▶ _Task prompt_
Copy out the lines of the material that include the string "title".

►

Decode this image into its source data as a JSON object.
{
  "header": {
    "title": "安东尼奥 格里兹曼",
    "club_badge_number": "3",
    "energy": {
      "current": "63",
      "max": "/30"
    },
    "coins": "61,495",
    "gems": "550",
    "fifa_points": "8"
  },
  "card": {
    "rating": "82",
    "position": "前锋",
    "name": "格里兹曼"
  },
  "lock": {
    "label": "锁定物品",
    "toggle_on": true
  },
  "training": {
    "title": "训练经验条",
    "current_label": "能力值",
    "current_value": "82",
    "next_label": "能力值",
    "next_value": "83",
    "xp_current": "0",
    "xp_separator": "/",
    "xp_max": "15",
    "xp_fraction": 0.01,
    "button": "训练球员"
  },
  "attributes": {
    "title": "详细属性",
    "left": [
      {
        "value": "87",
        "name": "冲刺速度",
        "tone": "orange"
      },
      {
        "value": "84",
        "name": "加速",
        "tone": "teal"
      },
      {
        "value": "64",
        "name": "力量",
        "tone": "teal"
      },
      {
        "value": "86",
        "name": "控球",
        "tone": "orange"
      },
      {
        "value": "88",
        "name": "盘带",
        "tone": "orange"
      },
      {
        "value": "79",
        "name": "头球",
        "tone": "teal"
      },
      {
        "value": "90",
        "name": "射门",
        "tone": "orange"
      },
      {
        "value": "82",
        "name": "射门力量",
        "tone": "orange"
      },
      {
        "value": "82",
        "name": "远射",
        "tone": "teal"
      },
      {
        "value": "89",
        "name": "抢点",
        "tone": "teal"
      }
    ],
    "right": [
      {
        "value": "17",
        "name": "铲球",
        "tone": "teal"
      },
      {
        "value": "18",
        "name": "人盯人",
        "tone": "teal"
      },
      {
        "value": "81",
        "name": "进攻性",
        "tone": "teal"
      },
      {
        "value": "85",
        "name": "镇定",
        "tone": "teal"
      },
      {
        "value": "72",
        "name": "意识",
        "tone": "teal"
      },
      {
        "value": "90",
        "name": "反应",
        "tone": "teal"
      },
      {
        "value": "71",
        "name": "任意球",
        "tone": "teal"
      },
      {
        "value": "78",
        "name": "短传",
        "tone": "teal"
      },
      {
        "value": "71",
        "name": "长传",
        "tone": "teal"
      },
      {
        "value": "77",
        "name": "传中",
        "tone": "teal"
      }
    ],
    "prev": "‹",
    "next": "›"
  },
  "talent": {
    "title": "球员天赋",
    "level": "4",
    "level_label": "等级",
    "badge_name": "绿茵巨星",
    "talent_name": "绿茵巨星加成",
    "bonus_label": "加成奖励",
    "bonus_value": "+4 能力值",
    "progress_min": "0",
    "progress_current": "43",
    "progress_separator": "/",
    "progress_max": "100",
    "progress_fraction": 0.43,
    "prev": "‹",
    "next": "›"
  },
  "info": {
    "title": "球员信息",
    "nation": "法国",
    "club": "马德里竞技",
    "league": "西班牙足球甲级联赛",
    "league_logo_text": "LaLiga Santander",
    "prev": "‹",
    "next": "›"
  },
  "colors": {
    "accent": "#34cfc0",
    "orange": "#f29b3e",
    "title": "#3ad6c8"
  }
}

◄

▶ _Task answer_
    "title": "安东尼奥 格里兹曼",
    "title": "训练经验条",
    "title": "详细属性",
    "title": "球员天赋",
    "title": "球员信息",
    "title": "#3ad6c8"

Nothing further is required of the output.